TASK TO CARRY OUT =>
For the entries below, how many lines include the word "selector"? Give the figure and nothing more.

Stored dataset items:
______________________________

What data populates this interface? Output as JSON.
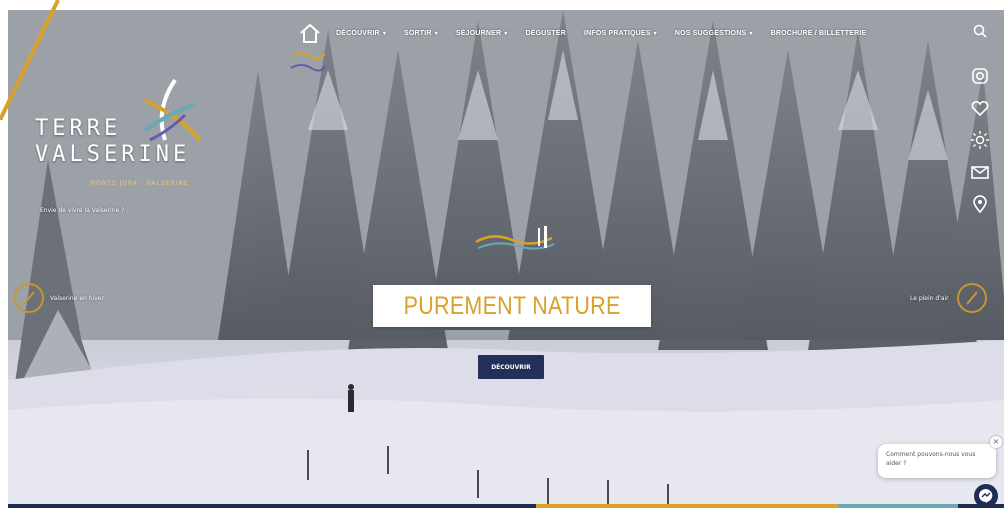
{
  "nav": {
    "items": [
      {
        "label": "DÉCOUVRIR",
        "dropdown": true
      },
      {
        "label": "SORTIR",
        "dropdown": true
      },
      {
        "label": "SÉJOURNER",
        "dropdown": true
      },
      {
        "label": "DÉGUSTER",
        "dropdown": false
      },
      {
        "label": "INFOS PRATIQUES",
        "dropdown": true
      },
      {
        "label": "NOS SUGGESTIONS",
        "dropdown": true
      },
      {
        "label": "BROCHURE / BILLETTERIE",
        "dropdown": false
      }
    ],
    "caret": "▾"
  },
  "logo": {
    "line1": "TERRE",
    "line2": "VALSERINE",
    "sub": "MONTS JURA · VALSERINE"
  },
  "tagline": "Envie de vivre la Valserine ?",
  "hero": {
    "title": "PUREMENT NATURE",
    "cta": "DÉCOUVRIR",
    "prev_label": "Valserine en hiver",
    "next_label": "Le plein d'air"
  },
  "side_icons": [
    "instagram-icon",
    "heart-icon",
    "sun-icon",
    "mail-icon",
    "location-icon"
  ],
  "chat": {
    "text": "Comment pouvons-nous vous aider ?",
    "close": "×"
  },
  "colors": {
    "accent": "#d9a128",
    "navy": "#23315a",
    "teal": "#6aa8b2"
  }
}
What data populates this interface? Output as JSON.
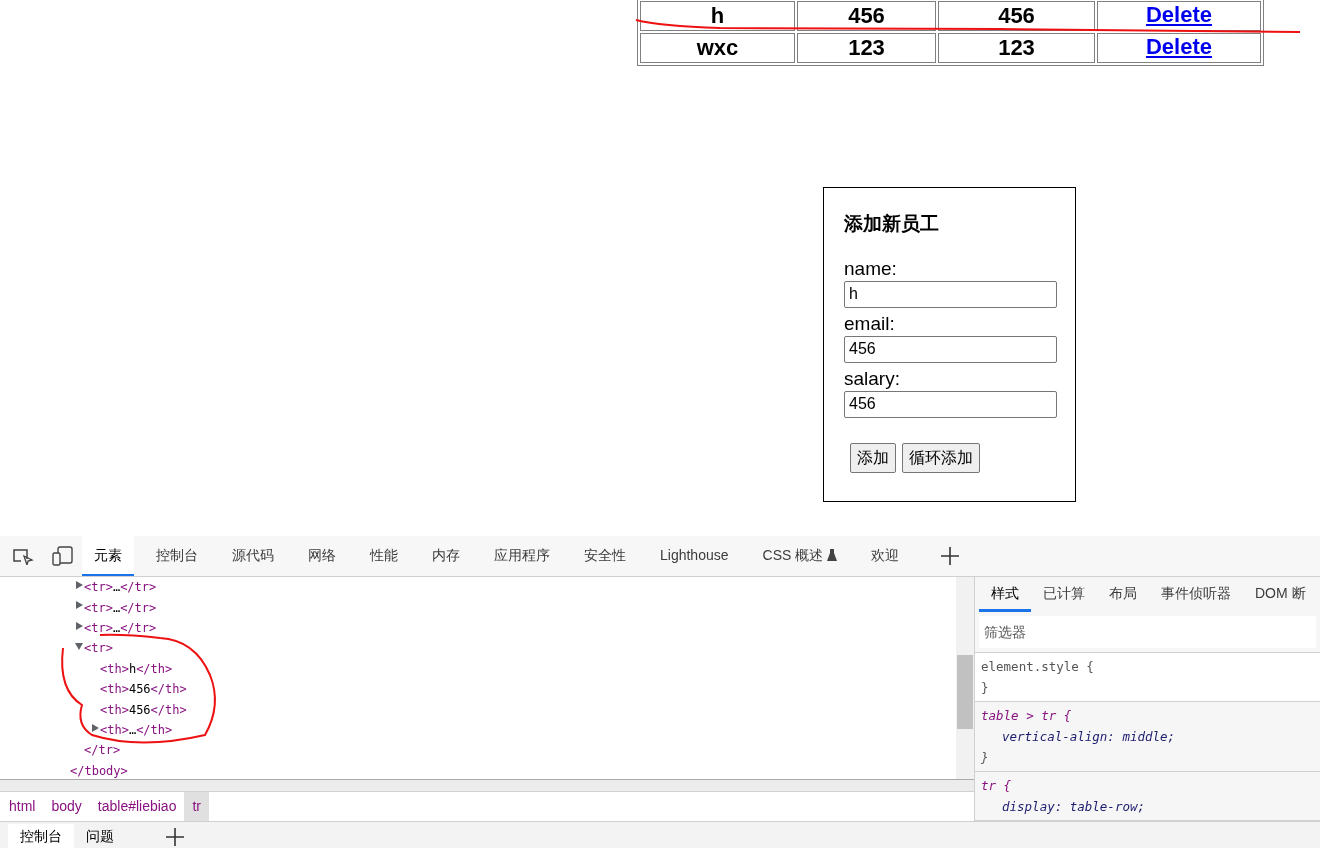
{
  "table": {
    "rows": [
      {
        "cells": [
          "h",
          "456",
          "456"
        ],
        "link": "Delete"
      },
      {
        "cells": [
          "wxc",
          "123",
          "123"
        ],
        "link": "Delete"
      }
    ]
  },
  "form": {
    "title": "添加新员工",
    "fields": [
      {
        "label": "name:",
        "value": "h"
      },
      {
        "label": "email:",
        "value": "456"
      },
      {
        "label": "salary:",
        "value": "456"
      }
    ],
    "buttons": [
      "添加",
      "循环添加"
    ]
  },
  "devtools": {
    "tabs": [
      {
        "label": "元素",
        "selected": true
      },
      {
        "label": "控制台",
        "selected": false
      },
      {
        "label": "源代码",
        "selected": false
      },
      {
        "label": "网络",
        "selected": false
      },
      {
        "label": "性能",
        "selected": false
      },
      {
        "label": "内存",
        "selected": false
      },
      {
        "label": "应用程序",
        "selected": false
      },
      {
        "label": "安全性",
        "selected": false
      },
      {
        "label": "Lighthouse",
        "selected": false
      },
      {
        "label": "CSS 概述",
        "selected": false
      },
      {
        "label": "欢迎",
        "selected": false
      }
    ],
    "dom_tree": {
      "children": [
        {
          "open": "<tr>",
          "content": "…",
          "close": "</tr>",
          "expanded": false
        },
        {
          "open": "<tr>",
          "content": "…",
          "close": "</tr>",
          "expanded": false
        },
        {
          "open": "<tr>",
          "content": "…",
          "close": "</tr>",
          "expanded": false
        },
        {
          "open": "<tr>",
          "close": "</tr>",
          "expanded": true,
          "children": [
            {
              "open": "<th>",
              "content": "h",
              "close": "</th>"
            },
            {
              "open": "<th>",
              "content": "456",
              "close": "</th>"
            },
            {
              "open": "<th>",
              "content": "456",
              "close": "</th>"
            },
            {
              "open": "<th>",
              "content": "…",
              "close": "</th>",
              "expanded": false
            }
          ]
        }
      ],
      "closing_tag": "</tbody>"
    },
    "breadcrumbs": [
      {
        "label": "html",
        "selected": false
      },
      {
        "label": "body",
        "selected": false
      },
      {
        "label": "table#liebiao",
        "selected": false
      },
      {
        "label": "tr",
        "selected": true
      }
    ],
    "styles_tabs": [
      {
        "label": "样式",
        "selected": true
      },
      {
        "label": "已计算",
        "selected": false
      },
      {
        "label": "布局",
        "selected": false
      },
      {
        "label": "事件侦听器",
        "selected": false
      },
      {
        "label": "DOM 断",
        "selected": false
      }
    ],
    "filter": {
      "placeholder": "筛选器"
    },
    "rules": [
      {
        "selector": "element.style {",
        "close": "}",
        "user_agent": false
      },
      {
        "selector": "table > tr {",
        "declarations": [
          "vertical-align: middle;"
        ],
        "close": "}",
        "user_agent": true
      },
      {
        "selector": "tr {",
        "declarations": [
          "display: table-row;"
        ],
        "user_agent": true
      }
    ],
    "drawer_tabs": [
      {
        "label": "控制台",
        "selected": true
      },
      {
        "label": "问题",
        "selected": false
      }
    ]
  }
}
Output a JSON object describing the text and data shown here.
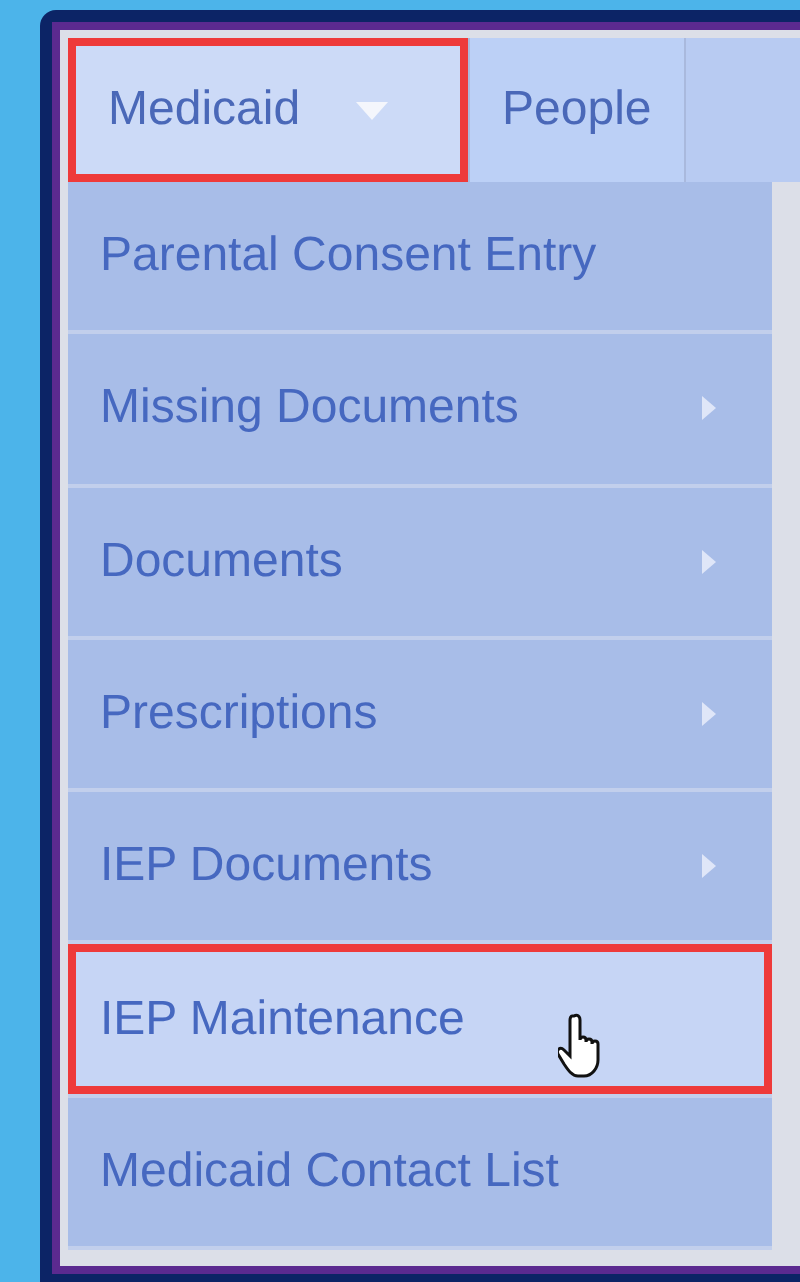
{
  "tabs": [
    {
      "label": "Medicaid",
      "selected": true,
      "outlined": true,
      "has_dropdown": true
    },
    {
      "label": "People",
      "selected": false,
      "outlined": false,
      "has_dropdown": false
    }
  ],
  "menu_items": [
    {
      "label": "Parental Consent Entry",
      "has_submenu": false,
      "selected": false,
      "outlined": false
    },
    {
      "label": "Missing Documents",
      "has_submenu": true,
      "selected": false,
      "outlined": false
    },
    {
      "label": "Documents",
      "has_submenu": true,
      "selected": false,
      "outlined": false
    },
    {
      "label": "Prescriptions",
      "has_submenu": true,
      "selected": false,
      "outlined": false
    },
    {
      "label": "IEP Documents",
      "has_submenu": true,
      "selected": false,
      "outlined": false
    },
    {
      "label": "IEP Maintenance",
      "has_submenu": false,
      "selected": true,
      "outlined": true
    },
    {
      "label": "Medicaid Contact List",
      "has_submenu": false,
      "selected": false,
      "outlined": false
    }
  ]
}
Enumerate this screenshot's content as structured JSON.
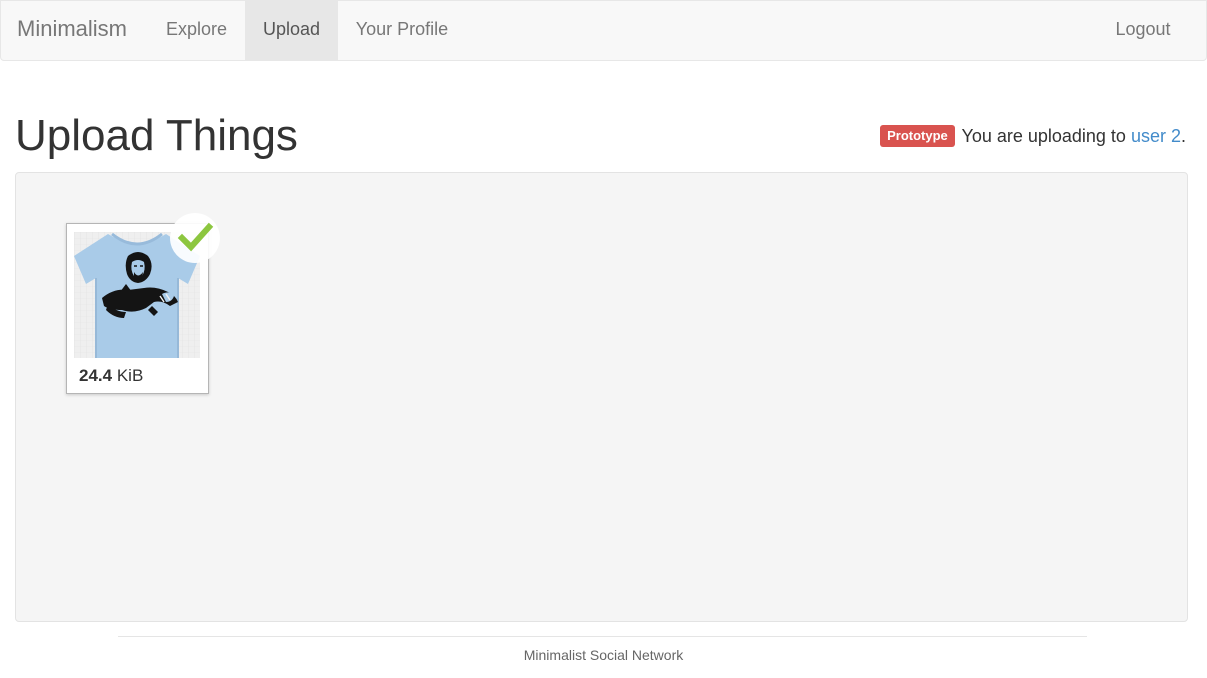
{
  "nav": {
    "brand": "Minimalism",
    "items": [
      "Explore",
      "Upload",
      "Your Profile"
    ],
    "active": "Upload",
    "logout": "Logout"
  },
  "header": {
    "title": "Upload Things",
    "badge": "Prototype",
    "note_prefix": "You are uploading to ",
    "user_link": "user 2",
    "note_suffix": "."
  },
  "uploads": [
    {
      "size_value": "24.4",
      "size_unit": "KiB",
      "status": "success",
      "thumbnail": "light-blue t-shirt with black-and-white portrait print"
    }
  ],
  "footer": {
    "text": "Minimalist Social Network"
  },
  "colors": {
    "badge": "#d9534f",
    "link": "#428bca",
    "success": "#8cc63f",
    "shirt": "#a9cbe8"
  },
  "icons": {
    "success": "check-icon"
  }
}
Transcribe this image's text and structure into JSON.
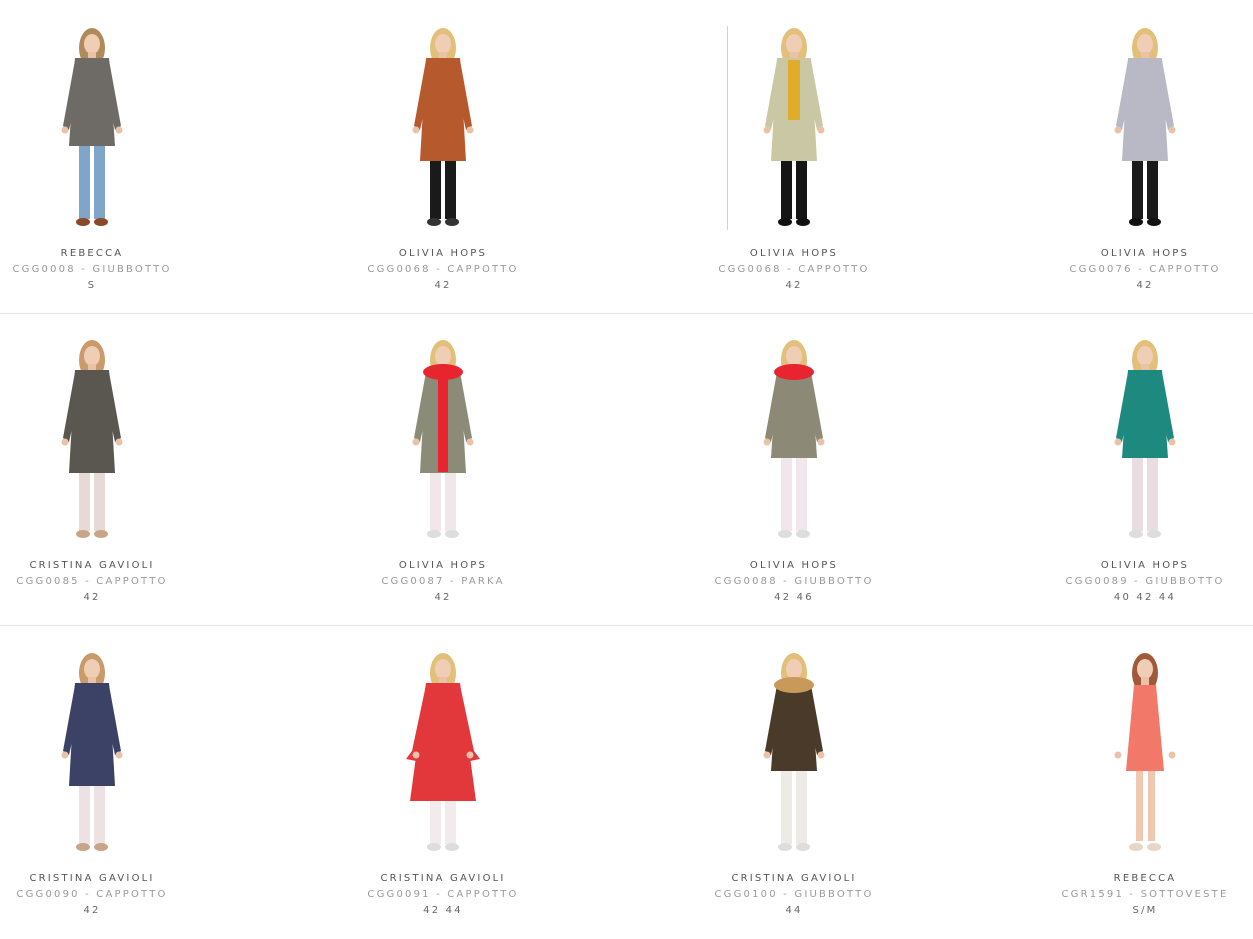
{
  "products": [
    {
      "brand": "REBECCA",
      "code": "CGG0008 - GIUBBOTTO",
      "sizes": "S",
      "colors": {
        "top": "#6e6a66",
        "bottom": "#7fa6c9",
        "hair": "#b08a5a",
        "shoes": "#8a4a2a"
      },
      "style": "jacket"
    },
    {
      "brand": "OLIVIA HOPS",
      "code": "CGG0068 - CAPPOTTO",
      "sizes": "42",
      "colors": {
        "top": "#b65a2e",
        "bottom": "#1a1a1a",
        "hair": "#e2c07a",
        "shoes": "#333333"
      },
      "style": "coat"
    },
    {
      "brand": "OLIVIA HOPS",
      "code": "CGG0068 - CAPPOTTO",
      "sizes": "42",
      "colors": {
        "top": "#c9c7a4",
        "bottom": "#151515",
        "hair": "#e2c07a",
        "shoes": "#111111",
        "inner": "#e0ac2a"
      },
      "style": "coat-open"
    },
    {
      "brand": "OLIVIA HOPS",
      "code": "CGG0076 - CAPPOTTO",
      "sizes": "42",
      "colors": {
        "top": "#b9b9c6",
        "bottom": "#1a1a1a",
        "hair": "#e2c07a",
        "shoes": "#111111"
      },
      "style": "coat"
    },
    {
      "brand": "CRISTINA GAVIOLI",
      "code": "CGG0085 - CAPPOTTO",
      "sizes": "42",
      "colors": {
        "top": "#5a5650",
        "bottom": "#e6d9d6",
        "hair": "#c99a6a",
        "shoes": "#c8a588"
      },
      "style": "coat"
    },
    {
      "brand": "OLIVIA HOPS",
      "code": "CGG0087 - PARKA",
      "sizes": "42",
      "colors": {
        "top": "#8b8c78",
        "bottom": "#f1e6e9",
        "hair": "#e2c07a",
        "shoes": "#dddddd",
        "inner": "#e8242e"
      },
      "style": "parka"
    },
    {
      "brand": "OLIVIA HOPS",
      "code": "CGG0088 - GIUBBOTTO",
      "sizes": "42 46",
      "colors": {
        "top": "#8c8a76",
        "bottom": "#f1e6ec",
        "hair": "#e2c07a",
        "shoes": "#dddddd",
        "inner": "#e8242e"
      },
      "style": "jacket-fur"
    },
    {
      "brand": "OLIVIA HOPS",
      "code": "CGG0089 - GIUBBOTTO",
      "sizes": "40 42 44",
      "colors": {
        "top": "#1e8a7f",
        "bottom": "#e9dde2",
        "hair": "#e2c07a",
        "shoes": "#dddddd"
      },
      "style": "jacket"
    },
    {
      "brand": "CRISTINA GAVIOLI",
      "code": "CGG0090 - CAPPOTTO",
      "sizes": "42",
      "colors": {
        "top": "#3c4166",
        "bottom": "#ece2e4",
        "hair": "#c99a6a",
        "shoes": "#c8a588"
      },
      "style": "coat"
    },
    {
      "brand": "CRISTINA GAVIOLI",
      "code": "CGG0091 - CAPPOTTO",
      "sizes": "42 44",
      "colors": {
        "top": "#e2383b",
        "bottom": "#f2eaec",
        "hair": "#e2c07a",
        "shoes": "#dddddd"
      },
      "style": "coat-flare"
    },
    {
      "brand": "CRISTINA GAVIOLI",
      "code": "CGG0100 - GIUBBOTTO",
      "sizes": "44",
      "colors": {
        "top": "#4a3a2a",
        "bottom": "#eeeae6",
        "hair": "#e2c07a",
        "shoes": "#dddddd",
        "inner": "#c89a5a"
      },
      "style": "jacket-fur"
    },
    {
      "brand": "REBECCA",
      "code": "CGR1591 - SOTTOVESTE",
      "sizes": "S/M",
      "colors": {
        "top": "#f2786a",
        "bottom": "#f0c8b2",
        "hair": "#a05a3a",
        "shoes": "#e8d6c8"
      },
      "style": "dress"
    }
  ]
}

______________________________

TASK ANSWER =>
3